This study uses data from the Job Vacancy and Wage Survey (JVWS) to examine the characteristics of long-term job vacancies, defined as positions for which recruitment efforts had been ongoing for 90 days or more on the day of the survey. Specifically, the study aims to answer the following questions: What is the prevalence of long-term job vacancies in Canada? How do these vacancies differ from other vacant jobs? Is there a link between the duration of the vacancy and the offered wage?
- In 2016, long-term job vacancies (i.e., positions vacant for 90 days or more) represented 9% of Canada’s 377,500 job vacancies. As a proportion of total labour demand (i.e., job vacancies and occupied jobs), the long-term vacancy rate was 0.23%.
- The percentage of long-term job vacancies varies by province and territory. In 2016, the North had the highest prevalence of long-term job vacancies, with a proportion of 17% in Nunavut.
- Occupations in health (16%), management (16%) and natural and applied sciences and related fields (14%) had the highest proportions of long-term job vacancies. The lowest proportion was sales and service occupations (5%).
- In 2016, 19% of vacancies requiring a university degree above the bachelor level had been vacant for 90 days or more, compared with 6% for positions with no educational requirements.

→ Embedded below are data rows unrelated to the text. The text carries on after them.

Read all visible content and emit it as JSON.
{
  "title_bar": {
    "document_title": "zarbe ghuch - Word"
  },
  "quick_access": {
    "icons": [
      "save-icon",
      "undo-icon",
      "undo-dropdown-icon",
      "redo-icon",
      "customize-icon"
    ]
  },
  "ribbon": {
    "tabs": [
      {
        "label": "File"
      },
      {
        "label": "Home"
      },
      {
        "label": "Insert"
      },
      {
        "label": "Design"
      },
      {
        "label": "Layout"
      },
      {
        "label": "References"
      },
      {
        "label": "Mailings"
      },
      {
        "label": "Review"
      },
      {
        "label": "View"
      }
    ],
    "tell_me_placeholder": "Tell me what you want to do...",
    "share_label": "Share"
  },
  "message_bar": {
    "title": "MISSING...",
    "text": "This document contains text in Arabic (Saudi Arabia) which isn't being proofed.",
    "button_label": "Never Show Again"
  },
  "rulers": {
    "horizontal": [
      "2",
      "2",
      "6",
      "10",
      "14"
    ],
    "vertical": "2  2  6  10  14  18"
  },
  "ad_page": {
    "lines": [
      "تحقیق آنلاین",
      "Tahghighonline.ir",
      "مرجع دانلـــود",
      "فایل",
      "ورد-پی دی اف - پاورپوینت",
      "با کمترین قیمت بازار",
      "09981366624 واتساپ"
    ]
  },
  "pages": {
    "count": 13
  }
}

- Offered wages were higher for long-term job vacancies. Even after accounting for the difference in characteristics of long-term job vacancies and other vacancies, offered wages were 5% higher for full-time long-term job vacancies than they were for those who had been vacant for less than 15 days.